Erin said...

I apparently have been secretly trained by your great-aunt, as I found the sentence perfectly natural.

I always cite Titus Andronicus to all my cynical students who are convinced classic literature pales in comparison to the action and horror movies of today. Keep a running tally of dismemberment and death. Person to injury ratios have to at least stay on par with The 300, if not surpass it.

Anonymous said...
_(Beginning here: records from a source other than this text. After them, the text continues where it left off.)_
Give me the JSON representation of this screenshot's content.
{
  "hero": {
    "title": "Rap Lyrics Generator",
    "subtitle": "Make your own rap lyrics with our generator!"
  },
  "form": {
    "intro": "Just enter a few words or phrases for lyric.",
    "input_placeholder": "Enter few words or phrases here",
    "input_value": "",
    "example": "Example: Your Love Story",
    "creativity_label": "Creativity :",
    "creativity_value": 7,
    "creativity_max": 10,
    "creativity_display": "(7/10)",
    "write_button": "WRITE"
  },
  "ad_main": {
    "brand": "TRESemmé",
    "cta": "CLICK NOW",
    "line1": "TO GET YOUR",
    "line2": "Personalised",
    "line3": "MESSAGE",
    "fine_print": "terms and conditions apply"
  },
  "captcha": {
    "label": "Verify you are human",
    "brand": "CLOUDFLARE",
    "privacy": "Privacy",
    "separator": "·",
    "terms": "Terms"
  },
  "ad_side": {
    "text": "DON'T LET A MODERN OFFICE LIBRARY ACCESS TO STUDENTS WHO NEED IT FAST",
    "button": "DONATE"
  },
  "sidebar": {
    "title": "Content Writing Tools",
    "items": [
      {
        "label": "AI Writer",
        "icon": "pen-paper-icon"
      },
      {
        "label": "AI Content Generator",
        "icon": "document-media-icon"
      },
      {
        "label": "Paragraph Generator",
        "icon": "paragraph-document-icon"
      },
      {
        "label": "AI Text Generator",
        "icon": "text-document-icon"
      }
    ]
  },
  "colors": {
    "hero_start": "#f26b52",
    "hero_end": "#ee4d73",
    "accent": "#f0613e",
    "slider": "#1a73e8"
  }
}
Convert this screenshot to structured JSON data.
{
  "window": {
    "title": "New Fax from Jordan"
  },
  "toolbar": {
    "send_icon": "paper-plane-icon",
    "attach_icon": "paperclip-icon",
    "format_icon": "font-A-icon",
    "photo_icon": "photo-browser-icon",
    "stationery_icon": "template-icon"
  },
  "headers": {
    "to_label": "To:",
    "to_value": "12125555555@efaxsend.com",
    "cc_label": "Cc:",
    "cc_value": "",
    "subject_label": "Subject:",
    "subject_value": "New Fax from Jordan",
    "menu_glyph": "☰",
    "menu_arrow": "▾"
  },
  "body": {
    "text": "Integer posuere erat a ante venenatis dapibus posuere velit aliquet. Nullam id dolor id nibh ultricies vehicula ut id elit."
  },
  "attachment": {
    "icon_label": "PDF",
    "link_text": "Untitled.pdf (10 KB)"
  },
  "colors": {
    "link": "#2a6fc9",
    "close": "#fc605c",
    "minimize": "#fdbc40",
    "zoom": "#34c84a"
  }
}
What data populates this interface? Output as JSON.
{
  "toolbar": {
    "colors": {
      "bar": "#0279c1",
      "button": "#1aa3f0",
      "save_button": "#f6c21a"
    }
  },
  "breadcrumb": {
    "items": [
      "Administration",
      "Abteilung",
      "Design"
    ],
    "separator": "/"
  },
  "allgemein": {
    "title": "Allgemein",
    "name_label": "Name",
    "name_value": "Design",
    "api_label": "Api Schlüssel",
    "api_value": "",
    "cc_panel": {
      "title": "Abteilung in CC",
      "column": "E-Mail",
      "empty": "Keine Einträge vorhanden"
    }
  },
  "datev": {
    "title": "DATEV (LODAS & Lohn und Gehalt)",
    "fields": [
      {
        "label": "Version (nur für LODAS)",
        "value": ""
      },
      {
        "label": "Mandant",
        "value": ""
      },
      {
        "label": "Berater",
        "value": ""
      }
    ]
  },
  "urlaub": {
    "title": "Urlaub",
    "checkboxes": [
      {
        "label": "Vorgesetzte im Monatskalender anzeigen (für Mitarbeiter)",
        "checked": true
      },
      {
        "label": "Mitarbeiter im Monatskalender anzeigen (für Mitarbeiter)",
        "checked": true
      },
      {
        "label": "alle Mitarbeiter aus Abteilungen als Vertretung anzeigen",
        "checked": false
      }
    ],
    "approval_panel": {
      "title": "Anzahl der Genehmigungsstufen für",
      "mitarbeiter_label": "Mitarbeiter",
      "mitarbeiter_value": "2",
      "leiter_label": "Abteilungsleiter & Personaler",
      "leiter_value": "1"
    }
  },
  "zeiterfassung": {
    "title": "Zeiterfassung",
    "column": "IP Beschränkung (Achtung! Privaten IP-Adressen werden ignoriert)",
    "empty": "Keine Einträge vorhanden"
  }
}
Ewwww. Not Titus Andronicus. One nice poem about a snake relaxing on a rock, and the rest is bloody mayhem.
I grew up reading lengthy prose, so I had no trouble, until you showed me what I didn't know) reading your examples. But I do, when I read such prose today, edit it mentally to half for today's audience.
I remember picking up some childhood favorites for my kids to read, and then realizing that they would not be able to with any pleasure whatsoever. Remember Waterbabies?